**What you are asked to do**
Lines with the word "price": copy all of them from the entries below.

** Opening Given data block **

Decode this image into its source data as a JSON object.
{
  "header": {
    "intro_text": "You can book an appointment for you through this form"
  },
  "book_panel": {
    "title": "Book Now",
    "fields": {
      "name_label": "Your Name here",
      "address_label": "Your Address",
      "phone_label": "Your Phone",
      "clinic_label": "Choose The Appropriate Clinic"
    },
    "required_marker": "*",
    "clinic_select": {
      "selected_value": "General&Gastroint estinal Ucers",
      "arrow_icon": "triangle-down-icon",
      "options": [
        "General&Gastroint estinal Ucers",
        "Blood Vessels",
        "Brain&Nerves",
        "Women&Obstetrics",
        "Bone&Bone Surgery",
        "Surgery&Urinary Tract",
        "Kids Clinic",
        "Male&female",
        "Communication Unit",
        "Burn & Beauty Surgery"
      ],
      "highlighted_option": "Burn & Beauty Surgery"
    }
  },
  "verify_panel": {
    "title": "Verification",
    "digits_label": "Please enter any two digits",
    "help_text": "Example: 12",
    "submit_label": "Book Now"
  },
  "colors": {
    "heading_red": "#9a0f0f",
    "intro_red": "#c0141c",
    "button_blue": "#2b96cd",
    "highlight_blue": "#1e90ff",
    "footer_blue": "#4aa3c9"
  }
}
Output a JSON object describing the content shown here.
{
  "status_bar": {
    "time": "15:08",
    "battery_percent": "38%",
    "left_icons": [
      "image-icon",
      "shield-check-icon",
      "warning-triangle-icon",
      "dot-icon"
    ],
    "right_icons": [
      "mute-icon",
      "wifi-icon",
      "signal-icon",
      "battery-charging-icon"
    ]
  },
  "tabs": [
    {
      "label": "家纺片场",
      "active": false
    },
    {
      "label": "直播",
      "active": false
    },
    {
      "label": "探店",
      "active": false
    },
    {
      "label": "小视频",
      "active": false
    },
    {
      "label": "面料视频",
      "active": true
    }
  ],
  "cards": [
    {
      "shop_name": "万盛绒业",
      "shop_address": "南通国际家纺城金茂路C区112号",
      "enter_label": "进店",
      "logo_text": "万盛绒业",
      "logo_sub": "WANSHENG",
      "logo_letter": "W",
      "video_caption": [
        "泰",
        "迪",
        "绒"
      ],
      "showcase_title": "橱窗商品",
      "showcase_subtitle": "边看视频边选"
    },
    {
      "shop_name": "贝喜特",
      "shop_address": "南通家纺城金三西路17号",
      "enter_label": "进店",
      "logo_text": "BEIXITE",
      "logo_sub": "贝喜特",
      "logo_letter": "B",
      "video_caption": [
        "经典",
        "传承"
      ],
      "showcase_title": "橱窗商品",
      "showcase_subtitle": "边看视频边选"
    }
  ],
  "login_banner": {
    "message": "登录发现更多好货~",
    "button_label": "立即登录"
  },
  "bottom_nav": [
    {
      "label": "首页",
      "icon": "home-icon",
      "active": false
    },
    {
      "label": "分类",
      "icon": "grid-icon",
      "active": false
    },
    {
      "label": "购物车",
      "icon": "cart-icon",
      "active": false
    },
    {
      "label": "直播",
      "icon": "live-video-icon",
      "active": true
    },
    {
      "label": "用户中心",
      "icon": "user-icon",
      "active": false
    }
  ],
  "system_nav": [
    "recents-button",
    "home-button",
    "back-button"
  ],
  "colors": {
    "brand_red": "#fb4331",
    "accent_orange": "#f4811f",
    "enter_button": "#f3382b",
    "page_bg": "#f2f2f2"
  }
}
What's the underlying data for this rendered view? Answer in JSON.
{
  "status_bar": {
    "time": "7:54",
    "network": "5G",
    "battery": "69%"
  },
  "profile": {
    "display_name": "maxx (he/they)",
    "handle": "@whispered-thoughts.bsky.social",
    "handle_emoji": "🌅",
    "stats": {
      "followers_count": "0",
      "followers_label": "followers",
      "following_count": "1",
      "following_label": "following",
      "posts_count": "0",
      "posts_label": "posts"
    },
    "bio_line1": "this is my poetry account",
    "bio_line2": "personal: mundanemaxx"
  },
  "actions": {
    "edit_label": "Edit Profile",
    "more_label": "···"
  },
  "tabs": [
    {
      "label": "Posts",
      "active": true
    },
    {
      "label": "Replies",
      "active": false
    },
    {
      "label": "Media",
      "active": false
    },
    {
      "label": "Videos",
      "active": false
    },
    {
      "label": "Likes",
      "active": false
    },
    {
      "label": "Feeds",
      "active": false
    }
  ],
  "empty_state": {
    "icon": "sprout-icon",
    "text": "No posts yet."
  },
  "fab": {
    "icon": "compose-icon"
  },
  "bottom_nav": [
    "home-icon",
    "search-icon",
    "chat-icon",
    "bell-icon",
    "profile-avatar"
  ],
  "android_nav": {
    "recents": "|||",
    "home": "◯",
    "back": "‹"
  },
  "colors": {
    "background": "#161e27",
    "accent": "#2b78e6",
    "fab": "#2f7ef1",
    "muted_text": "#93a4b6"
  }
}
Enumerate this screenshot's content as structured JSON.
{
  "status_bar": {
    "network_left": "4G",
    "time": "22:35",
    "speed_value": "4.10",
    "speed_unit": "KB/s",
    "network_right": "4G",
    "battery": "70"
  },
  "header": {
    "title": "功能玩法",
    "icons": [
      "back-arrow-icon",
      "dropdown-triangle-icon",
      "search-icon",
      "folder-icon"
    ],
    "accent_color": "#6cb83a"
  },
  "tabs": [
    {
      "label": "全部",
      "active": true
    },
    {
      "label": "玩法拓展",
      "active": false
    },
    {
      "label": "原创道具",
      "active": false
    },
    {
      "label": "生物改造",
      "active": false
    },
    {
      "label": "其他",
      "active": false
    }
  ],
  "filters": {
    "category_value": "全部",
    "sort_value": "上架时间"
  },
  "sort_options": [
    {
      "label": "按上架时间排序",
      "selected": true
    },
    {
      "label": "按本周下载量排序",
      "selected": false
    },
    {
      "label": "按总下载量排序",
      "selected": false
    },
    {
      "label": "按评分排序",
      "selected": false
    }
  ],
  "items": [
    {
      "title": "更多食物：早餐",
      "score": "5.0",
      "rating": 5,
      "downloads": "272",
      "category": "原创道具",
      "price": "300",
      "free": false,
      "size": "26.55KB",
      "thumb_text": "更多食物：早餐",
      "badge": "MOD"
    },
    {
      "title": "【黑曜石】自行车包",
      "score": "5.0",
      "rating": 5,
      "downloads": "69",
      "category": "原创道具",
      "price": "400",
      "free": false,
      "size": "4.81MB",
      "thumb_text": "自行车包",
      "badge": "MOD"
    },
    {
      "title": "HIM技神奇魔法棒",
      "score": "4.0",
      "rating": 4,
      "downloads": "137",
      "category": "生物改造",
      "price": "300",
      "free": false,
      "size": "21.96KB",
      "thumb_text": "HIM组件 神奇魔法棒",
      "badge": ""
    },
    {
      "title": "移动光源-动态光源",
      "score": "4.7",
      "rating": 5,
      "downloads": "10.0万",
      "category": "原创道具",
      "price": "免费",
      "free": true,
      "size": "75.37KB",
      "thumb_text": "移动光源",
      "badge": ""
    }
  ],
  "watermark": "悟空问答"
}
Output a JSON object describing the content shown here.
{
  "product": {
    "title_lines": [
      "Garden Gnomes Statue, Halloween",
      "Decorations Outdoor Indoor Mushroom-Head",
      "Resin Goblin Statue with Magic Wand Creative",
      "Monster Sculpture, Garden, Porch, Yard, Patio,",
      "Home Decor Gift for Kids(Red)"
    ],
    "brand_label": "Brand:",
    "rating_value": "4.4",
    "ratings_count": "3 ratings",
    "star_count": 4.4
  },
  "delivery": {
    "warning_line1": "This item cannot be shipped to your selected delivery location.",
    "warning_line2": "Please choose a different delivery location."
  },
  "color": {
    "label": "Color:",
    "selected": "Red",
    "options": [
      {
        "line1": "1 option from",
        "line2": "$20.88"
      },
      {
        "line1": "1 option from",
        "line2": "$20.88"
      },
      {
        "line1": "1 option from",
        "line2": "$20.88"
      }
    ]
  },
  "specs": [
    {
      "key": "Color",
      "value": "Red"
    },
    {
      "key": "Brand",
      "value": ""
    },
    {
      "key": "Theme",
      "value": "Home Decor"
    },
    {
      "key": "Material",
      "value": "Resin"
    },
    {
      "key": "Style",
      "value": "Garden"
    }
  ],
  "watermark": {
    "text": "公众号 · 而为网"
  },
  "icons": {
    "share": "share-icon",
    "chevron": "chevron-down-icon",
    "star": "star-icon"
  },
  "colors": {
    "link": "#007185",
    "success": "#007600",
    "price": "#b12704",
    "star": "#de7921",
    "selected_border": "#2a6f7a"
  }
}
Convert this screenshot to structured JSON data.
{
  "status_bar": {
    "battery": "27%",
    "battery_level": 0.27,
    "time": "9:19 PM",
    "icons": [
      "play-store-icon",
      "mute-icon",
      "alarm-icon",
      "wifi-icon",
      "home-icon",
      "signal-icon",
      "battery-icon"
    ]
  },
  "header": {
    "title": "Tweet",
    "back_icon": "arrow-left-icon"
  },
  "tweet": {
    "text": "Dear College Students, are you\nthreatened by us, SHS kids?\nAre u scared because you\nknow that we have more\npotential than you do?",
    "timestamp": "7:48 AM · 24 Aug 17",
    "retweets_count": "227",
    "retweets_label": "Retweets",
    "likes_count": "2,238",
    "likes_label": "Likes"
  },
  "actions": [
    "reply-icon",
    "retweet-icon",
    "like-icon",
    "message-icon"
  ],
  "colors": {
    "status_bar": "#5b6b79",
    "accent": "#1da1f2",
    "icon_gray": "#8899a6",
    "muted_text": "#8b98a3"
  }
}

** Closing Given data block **

**Result of this exercise**
      "price": "300",
      "price": "400",
      "price": "300",
      "price": "免费",
    "price": "#b12704",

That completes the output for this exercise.